Read historical texts from cover to cover, and you won’t find any mention of a rabbit depositing chocolate eggs in children’s baskets during the wee hours of Easter Sunday.
Yet somehow, these traditions have become inextricably linked with the Easter holiday. In fact, Easter rakes in the highest candy sales of any American holiday except for Halloween.
Exactly why is it that the Easter bunny is obsessed with chocolate eggs? While the origins of this tradition are a little hazy, here’s what we know about the relationship between the Easter bunny, eggs, and chocolate.
Why Eggs? Why Bunnies? And Why Chocolate?
While chocolate eggs have a distinct association with Easter, separating the chocolate from the egg can help us understand why these two items originally became linked to the Easter holiday—first individually, and then together.
As it turns out, the egg connection is pretty straightforward. Since ancient times, human cultures have viewed eggs as symbols of new life. This theme lines up with some of the concepts surrounding Easter, so eggs were easily paired up with the holiday.
If you’re still confused as to why a bunny—which definitely does not lay eggs—was chosen to deliver said eggs, then congratulations: You’ve retained some information from 9th grade biology. The answer lies in the fact that rabbits, just like eggs, have long been perceived as symbols of fertility. (In case you’ve forgotten, here’s another biology tidbit: Rabbits are some of the world’s most productive breeders.)
So that explains why eggs are connected to Easter and why a rabbit delivers them. Now where does chocolate figure in?
History suggests several factors may have contributed to the rise of the chocolate egg, including post-Lenten feasting, efforts to engage children with the Easter holiday, and a savvy marketing bid on the part of chocolate makers.
Lent consists of the 40 days prior to Easter, during which many Christians choose to abstain from something that is normally a big part of their lives. Historically, most Christians gave up something savory from their diets, such as eggs, meat, or milk. As a result, many Christians would conclude Lent on Easter Sunday by feasting on eggs—which is another way eggs became associated with the holiday.
Dating back even earlier to chocolate’s Mesoamerican roots, it was tradition to incorporate chocolate into celebration events since at least 350 B.C., whether as a beverage, dessert, or chocolate pieces.
All told, the practice of Lent earned Easter a connection with indulgence. So once sweets such as chocolate became readily available to the general public, they were easily incorporated into holiday feasts.
Incorporating sweet treats and egg hunts into Easter traditions also helped keep children engaged.
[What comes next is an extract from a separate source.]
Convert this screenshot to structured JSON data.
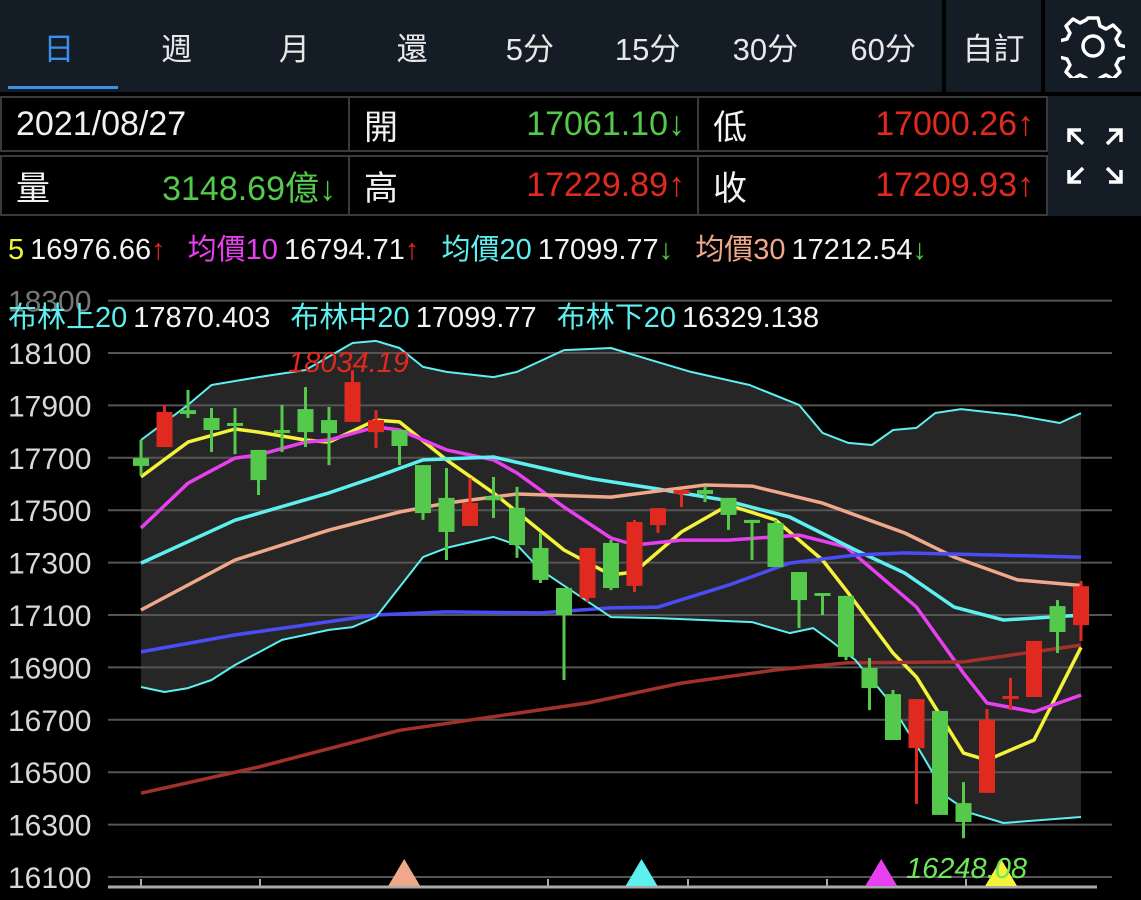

You probably won’t delight a child with talk of abstaining from things they love. But ply them with chocolate and fun activities, and they’re more likely to take an interest in any holiday.
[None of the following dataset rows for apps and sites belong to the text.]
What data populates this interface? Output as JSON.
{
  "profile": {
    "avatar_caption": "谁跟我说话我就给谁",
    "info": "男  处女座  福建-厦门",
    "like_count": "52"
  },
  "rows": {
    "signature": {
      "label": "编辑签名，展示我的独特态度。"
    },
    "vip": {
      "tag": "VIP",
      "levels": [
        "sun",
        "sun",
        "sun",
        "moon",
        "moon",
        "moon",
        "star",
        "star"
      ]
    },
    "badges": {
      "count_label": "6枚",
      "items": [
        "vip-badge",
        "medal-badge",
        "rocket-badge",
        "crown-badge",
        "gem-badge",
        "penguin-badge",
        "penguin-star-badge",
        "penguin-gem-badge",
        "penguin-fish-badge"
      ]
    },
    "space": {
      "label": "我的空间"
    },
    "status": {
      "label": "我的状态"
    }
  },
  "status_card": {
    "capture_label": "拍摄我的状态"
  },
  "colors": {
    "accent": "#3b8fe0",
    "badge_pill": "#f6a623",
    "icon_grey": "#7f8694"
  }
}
Finally, the advent of chocolate eggs also came down to good ‘ol marketing. The first chocolate Easter eggs were produced in 19th century Europe. Chocolate makers quickly spotted a way to cash in on the Easter holiday, and the idea caught on. Not long after, Cadbury figured out how to mass produce those chocolatey eggs—and the rest, as they say, is history.
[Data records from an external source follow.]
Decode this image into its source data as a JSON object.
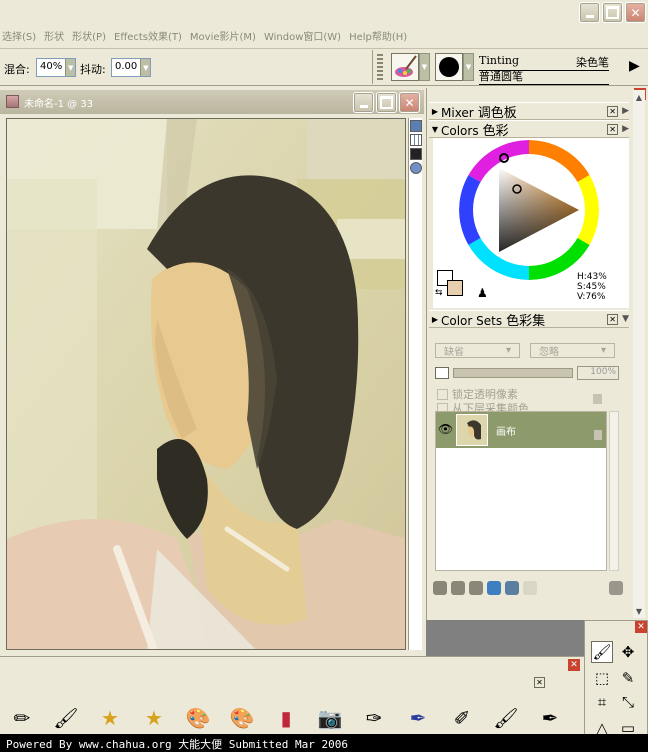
{
  "menu": {
    "items": [
      "选择(S)",
      "形状",
      "形状(P)",
      "Effects效果(T)",
      "Movie影片(M)",
      "Window窗口(W)",
      "Help帮助(H)"
    ]
  },
  "propbar": {
    "blend_label": "混合:",
    "blend_value": "40%",
    "jitter_label": "抖动:",
    "jitter_value": "0.00"
  },
  "brush": {
    "category": "Tinting",
    "category_cn": "染色笔",
    "variant": "普通圆笔"
  },
  "document": {
    "title": "未命名-1 @ 33"
  },
  "palettes": {
    "mixer_en": "Mixer",
    "mixer_cn": "调色板",
    "colors_en": "Colors",
    "colors_cn": "色彩",
    "color_sets_en": "Color Sets",
    "color_sets_cn": "色彩集",
    "h_value": "H:43%",
    "s_value": "S:45%",
    "v_value": "V:76%",
    "primary_color": "#ffffff",
    "secondary_color": "#e6cfae",
    "hue_color": "#f7a33c"
  },
  "layers": {
    "composite_method": "缺省",
    "composite_depth": "忽略",
    "opacity_value": "100%",
    "preserve_transparency": "锁定透明像素",
    "pick_up_underlying": "从下层采集颜色",
    "layer_name": "画布"
  },
  "footer": {
    "text": "Powered By www.chahua.org 大能大便 Submitted Mar 2006"
  }
}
Today, we exchange chocolate eggs on Easter simply because it’s the conventional thing to do. But chocolate eggs are hardly the only tasty treat suitable for Easter sharing. If you simply can’t accept the biological inaccuracies of a rabbit delivering eggs (or you’re just looking to buck tradition), then consider any of these other stellar chocolate gift ideas instead.